The Philomath School District’s graduation rates continue to rank among the state’s best at 89.8%, according to data released Thursday by the Oregon Department of Education.
Susan Halliday, Philomath superintendent of schools, was pleased with the numbers.
“Our graduation rates for our students in Philomath continue to be high,” Halliday said during Thursday night’s School Board meeting. “Students continue to do well and when you think about a year of COVID, these are really exciting numbers to see because they could’ve gone down very, very easily.”
Broken down, Philomath High School’s 2020-21 four-year cohort graduation rate was 91.1%, which is up from the 2019-20 rate of 90.4%. Cohort refers to students that started and ended high school together with a diploma in four years.
The data breaks down into various student groups. For example, it showed that in 2020-21, 93.9% of Philomath students were involved with career technical education classes.
“To me, that tells me that CTE is very important to the students … that’s a very important part of staying engaged so that they will stick around and get a GED or a diploma and go on and become productive members of society,” School Board Chair Rick Wells said. “I’m liking those numbers.”
The PHS “completer rate” for 2020-21 was 95.1%. The completer rate includes students beyond the cohort, such as those who earn other completion credentials such as extended and adult high school diplomas or general equivalency diplomas.
Philomath Academy’s graduation rate for 2020-21 was measured at 87.9% with a completer rate of 90.9%. Kings Valley Charter School’s numbers were 84.6% for a graduation rate, which was up from the 83.3% in 2019-20, and 92.3% for a completer rate.
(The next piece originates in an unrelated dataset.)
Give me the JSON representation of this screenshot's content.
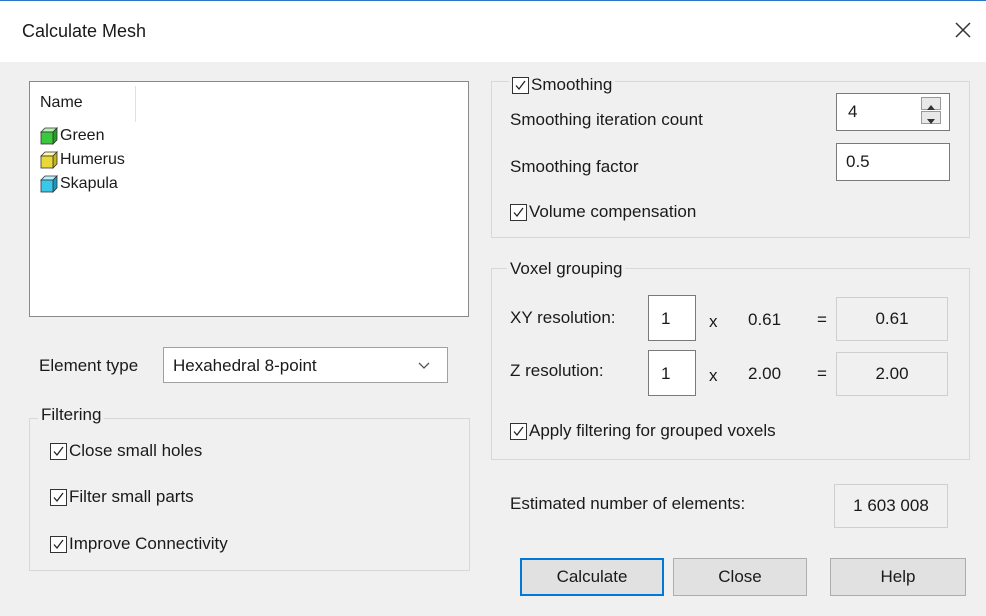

Wells said it was nice to see those numbers at the charter school, which he noted can show extremes either way with percentages because of the limited number of students.
Statewide, the 2020-21 graduation rate came in at 80.6% — the second-highest rate ever recorded in Oregon.
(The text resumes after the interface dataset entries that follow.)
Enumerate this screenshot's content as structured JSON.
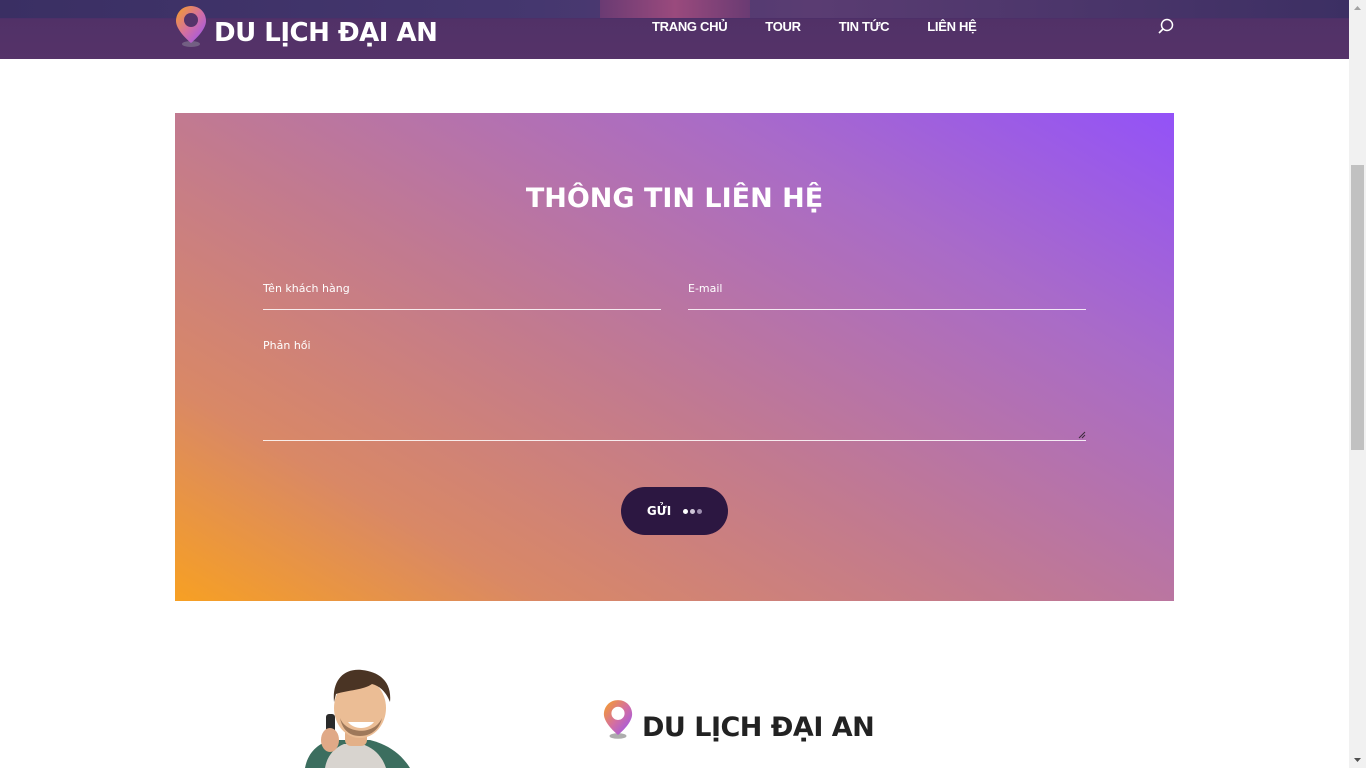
{
  "header": {
    "brand": "DU LỊCH ĐẠI AN",
    "nav": [
      "TRANG CHỦ",
      "TOUR",
      "TIN TỨC",
      "LIÊN HỆ"
    ],
    "search_icon": "search-icon"
  },
  "contact": {
    "title": "THÔNG TIN LIÊN HỆ",
    "name_placeholder": "Tên khách hàng",
    "email_placeholder": "E-mail",
    "message_placeholder": "Phản hồi",
    "submit_label": "GỬI"
  },
  "footer": {
    "brand": "DU LỊCH ĐẠI AN"
  },
  "colors": {
    "header_bg": "#553369",
    "gradient_start": "#9352f8",
    "gradient_end": "#f7a023",
    "button_bg": "#2c1741"
  }
}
“We know districts continue to work hard to help those students still making progress towards graduation,” Oregon Department of Education Director Colt Gill said in a news release. “Over the summer, districts spent $24 million in funds allocated by Gov. (Kate) Brown and the Legislature to help more than 18,000 high school students earn credits towards graduation.”
Districts are also using funds from the Student Success Act to improve access and opportunities for students who have been historically underserved in the education system.
Said Gill, “Through unprecedented engagement with their communities, every district has their own plan to address student achievement.”
The statewide graduation rate has gone up 8 percentage points since 2014.